Organisations: Highways England & Road Safety Analysis
Date uploaded: 5 January 2021
Date of publication: 2019
The aim of this document is to provide an analysis of fatal and serious-injury collisions involving powered-2-wheelers (P2W) in the Eastern Region. This is to support a Highways England led initiative to reduce the number of P2W riders killed or seriously injured (KSI) on all roads across the region.
This document draws on published STATS19 collision data for the Eastern Region, spanning the 5-year period 2011-2015. The trends identified in this document are long-term in nature, suggesting they will continue if left unchecked. The document also uses other datasets that help understand rider profiles and demographics. It examines riders (as opposed to casualties) involved in KSI collisions in order to determine trends in risk resulting from the net-effect of exposure and behaviour. The vast majority (96%) of P2W riders involved in KSI collisions are themselves a KSI casualty, so understanding the role of the rider is an effective way of understanding the casualty.

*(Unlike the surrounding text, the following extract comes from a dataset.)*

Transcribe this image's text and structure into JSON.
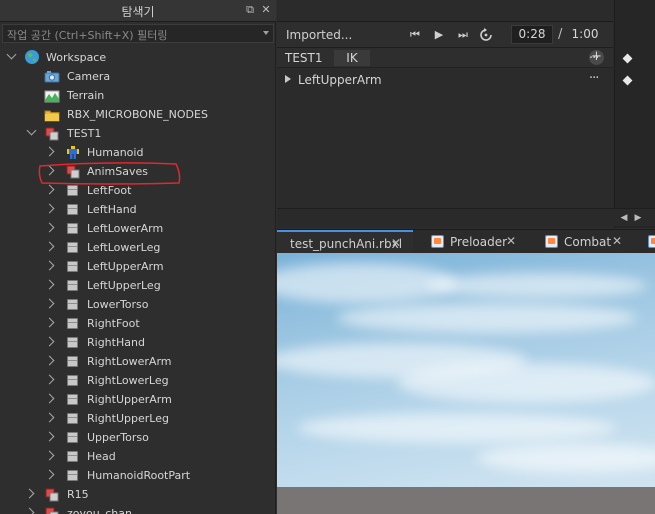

Riders of powered-2-wheelers are consistently and considerably over represented in KSI collisions compared to other types of road user. These collisions cost the public sector in the Eastern Region £38 million per year, and although rider risk has reduced since the early 1990s, this reduction has been at a slower rate than it has been for other road users.
The analysis identifies three main rider groups, which between them are involved in 76% of P2W KSI collisions. The group termed “Young Riders” are aged 16-25 and tend to ride relatively short distances on low capacity bikes in the urban areas where they live and have most of their collisions. “Commuters” are aged 26-65 and have their collisions on weekdays, mostly during morning and afternoon commuting times on urban roads. “Leisure Riders” are mainly aged 26-55 and are the group most likely to have collisions on rural roads, riding bikes with 500cc+ engines, at the weekend.
Download the full report from the RIDEFREE website